Apple's Safari into imperfection
It was the big announcement at the end of Steve Job's keynote speech at the WWDC apple users conference - Apple was to release a Windows version of its Safari browser. Safari is allegedly faster than all of its Windows competitors. However, users whose curiosity has been piqued should wait a little longer. It's really not worth it at present.
In our quick test under Windows XP the program still seems to be pretty unstable. For example, if you try to access the bookmark manager, Safari crashes. Users who try to send a request using the Google entry field will also experience a crash. Safari also appears to be unable to display bold or italic text in non-English language versions of Windows - a problem of software localisation demonstrated by tests carried out by the c't editorial team, who found that Safari does not experience this problem on an English language version of Windows. Overall, however, Safari appears to have huge problems displaying various websites under both English and other language versions of Windows.
In many other areas it also shows signs of having been cobbled together in a hurry. Users wanting to take a look at the licensing information, for example, will see the message "Safari is missing important resources and should be reinstalled," which is hardly likely to inspire confidence. Attempts to call up the help function are also in vain.
Such problems are annoying, but what makes the browser really dangerous are the many security vulnerabilities. Security expert Thor Larholm claims he needed just two hours to create an exploit for a bug in Safari allowing him to start arbitrary programs. In view of the fact that Apple is using the security of the Mac browser as an advertising point, it is particularly shocking just how simple the bug is. Larholm opens the following form using an IFrame:
The quote mark followed by a space slips an additional parameter into the protocol handler's program call. With a few finishing touches a web page can use this to run its own commands on a visitor's system.

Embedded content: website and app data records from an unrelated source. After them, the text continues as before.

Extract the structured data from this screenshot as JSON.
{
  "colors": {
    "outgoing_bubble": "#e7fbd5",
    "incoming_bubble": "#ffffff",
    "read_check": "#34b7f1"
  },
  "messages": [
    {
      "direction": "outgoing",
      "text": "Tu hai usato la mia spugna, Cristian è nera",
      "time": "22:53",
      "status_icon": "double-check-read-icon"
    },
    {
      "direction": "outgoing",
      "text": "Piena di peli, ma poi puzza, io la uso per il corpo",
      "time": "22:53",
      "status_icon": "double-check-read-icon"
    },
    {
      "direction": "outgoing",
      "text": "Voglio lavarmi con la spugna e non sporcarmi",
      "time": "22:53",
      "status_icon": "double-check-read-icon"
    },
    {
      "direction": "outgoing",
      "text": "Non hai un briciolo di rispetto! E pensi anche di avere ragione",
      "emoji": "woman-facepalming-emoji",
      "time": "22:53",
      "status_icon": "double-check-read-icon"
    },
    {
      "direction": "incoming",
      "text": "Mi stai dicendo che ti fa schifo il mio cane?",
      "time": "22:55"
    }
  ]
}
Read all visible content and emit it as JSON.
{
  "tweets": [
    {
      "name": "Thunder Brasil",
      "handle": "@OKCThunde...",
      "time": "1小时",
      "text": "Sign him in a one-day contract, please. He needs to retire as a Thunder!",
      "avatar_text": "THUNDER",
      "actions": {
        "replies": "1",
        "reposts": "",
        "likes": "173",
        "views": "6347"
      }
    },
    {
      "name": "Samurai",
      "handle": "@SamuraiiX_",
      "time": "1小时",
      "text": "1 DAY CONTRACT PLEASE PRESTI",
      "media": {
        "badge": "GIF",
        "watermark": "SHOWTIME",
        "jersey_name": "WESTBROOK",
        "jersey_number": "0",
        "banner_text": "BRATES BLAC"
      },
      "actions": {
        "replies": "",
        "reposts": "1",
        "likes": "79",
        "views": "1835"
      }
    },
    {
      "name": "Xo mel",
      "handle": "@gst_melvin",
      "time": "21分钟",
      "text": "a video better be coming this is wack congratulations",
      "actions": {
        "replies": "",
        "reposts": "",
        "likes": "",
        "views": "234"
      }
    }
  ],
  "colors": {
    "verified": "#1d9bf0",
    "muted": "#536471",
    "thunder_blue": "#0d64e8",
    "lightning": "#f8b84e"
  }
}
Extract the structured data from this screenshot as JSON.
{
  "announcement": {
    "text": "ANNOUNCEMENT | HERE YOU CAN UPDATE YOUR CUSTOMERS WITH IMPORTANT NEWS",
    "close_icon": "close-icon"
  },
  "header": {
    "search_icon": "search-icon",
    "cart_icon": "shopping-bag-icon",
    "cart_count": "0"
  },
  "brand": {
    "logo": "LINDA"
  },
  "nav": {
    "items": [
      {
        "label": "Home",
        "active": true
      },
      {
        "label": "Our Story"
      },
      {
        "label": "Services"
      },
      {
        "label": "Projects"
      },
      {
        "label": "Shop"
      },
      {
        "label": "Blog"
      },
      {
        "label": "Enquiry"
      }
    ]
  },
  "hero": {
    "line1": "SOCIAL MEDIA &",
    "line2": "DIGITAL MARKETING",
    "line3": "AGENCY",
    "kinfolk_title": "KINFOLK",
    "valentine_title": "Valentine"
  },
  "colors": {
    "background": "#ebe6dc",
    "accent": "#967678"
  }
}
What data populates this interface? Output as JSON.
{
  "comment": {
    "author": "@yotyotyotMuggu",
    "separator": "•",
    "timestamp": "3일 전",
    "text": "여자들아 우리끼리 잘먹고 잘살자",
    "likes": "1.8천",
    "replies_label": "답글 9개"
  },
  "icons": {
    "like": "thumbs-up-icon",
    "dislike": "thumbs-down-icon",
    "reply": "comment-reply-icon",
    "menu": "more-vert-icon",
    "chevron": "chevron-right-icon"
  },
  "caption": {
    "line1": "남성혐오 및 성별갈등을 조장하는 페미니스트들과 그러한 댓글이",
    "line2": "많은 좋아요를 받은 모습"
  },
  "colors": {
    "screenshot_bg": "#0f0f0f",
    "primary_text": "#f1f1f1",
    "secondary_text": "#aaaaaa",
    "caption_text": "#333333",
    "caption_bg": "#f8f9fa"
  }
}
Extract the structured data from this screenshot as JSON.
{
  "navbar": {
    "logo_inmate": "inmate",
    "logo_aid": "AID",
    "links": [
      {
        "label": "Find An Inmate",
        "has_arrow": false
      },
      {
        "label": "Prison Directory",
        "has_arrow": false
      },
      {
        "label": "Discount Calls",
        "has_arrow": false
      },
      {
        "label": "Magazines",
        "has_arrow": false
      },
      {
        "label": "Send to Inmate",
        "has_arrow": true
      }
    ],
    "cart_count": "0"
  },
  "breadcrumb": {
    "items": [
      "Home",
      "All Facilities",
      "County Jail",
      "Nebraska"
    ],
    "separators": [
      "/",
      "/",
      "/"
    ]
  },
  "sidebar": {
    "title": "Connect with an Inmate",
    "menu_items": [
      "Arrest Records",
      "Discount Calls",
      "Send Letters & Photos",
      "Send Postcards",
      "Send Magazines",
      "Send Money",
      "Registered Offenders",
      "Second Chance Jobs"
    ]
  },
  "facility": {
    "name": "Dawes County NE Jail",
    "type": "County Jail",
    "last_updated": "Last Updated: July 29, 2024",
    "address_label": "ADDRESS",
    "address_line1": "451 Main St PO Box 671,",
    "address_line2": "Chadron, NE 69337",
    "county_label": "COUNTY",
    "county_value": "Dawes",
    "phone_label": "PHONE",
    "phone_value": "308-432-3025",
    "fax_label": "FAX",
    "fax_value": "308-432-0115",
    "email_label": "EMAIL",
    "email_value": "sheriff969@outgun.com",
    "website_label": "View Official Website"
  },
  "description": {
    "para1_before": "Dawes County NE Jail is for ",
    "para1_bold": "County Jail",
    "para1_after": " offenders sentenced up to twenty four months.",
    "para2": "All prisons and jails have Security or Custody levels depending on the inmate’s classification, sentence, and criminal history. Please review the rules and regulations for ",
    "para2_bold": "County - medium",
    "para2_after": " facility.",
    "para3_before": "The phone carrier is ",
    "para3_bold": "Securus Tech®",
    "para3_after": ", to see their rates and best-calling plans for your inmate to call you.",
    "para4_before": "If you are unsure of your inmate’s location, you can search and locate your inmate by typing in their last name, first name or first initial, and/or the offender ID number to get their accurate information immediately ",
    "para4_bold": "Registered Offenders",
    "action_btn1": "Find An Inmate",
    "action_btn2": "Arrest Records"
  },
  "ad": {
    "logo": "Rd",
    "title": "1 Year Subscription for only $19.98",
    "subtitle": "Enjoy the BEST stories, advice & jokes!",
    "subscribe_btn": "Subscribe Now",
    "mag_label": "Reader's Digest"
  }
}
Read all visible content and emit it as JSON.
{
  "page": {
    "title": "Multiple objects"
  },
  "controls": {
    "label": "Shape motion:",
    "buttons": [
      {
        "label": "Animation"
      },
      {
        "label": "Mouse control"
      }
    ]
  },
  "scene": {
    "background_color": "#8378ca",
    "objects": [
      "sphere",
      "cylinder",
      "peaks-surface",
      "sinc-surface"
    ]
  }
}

Safari under Windows is certainly good news in principle. Web designers now have a WebKit browser available under Windows to test their web pages, users have an additional user-friendly browser with an RSS reader available. It would, however, have been fair of Apple not to classify the browser as a beta version, i.e. software which is sufficiently stable to supply to a wide range of users for testing. The current version of Safari is at best an alpha release, i.e. an application which should be provided to a restricted group of testers at most.